Encouraging both their use and protection, Holy Wells of Ireland delves into these irreplaceable resources of spiritual, archaeological, and historical significance. Reserves of localized spiritual practices, holy wells are also ecosystems in themselves and provide habitats for rare and culturally meaningful flora and fauna. The shift toward a "post-Catholic" Ireland has prompted renewed interest in holy wells as popular domains with organic faith traditions. Of the roughly 3,000 holy wells documented across Ireland, some attract international pilgrims and others are stewarded by a single family. Featuring 140 color images, this remarkable volume shares the transdisciplinary work of contributors who study these wells through the overlapping lenses of anthropology, archaeology, art history, biomedicine, folklore, geography, history, and hydrology.
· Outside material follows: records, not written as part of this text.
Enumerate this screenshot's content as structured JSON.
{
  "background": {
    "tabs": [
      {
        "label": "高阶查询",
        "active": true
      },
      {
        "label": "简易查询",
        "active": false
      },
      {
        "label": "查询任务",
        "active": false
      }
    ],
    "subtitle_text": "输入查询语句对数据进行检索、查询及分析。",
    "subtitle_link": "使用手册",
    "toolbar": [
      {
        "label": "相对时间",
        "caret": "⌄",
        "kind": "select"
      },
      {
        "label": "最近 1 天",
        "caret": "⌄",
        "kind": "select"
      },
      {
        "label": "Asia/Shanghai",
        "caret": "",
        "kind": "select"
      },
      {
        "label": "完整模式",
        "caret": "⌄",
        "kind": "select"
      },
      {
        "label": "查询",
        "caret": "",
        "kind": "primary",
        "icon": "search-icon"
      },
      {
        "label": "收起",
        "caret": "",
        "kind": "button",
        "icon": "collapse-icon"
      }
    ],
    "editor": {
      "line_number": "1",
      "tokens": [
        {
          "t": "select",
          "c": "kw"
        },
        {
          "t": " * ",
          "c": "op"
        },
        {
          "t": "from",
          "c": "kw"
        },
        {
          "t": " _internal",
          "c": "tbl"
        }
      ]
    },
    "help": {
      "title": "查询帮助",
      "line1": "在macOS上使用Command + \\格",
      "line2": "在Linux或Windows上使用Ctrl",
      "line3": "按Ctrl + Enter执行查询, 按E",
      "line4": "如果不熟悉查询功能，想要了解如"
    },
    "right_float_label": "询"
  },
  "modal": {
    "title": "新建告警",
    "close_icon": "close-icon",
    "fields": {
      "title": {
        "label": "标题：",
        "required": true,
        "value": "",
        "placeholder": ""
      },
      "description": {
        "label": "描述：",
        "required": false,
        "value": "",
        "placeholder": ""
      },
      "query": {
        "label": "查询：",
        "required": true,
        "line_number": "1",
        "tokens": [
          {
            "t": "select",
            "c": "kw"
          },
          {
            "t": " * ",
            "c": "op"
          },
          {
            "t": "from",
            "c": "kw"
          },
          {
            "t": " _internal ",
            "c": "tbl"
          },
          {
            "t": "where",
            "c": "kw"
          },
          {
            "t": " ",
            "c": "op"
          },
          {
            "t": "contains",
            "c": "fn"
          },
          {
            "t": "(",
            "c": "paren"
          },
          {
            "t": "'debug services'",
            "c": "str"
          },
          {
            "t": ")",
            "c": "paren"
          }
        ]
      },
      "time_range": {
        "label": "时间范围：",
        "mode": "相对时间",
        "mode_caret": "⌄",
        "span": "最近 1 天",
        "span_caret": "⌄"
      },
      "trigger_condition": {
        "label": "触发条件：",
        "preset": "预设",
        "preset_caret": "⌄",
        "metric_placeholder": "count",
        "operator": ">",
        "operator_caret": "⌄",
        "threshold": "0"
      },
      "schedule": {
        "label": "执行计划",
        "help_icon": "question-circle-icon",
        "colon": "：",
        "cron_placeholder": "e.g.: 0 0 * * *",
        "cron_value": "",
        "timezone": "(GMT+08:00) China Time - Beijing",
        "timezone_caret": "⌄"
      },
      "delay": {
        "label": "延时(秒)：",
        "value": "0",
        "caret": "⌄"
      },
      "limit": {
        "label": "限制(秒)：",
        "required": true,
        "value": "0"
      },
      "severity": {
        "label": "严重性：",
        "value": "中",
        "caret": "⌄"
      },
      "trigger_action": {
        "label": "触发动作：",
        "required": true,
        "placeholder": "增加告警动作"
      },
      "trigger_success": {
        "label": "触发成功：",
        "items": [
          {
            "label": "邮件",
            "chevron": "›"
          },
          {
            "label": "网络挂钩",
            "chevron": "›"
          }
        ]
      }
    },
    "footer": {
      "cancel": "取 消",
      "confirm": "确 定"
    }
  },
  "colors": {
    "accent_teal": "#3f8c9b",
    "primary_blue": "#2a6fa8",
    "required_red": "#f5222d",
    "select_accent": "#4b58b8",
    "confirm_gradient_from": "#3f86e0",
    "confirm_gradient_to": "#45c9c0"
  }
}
Braiding community perspectives with those of scholars across academia, Holy Wells of Ireland considers Irish holy wells as a resilient feature of ever-evolving Irish Christianity, as inspiration to other faith traditions, as places of pilgrimage and healing, and as threatened biocultural resources.
Music, Refugees, and Humanitarian Politics
Music and arts initiatives are often praised for their capacity to aid in the rehabilitation of refugees. However, it is crucial to recognize that this celebratory view can also mask the unequal power dynamics involved in regulating forced migration.
In Composing Aid, Oliver Shao turns a critical ear towards the United Nations-run Kakuma Refugee Camp in Kenya, one of the largest and oldest encampments in the world. This politically engaged ethnography delves into various cultural practices, including hip hop shows, traditional dances, religious ceremonies, and NGO events, in an urbanized borderland area beset with precarity and inequality. How do songs intersect with the politics of belonging in a space controlled by state and humanitarian forces? Why do camp authorities support certain musical activities over others? What can performing artists teach us about the inequities of the international refugee regime?
Offering a provocative contribution to ethnomusicological methods through its focus on activist research, Composing Aid elucidates the powerful role of music and the arts in reproducing, contesting, and reimagining the existing migratory order.
The Journal of Folklore Research, provides an international forum for current theory and research among scholars of traditional cultures. Each issue includes articles of theoretical interest to folklore and ethnomusicology as international disciplines, as well as essays that address the fieldwork experience and the intellectual history of folklore. Contributors include scholars and professionals in such additional fields as anthropology, area studies, communication, cultural studies, history, linguistics, literature, performance studies, religion, and semiotics.